Watch carefully the reservoir dries up, the oil spill spreads and the rainforest disappears.
Today, Google announced a new 3D time-lapse function in his Google earth Platform. It allows users to navigate to any location on the globe and press play to watch the geographic shift. The timeline goes back 37 years, from 1984 to today. Each time-lapse frame is taken from a year of imagery. While playback is in progress, users can move the camera position to see the changing landscape from different angles.
The project is the result of a collaboration between Google, NASA, the US Geological Survey, the European Commission and the European Space Agency. Interactive video combines satellite imagery from NASA Landsat program and the Copernicus Project, both intended to provide near-continuous imagery of the planet’s surface. These resources, all mixed together, generate a staggering amount of data. Google says the time-lapse feature relies on 20 petabytes of satellite imagery, combined to create a 4.4 terapixel (or 4.4 million megapixel) video that matches the surface of the globe.
This isn’t Google Earth’s first foray into repackaging time. In 2014, the company released a time-lapse tool in its Google Earth Engine. It wasn’t a feature of the Google Earth app itself, and it was limited to a top-down 2D perspective.
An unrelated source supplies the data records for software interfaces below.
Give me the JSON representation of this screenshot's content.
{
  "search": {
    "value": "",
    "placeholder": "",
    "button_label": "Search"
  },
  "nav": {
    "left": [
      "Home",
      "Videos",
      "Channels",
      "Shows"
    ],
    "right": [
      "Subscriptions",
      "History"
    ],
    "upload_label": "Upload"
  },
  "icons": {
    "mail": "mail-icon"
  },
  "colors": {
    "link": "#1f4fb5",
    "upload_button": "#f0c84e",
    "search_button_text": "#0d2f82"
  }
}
Google says this new 3D time-lapse is a way to provide more context on how humans have affected Earth. In the videos released by the company, shores are changing, glaciers are receding, ice caps are melting.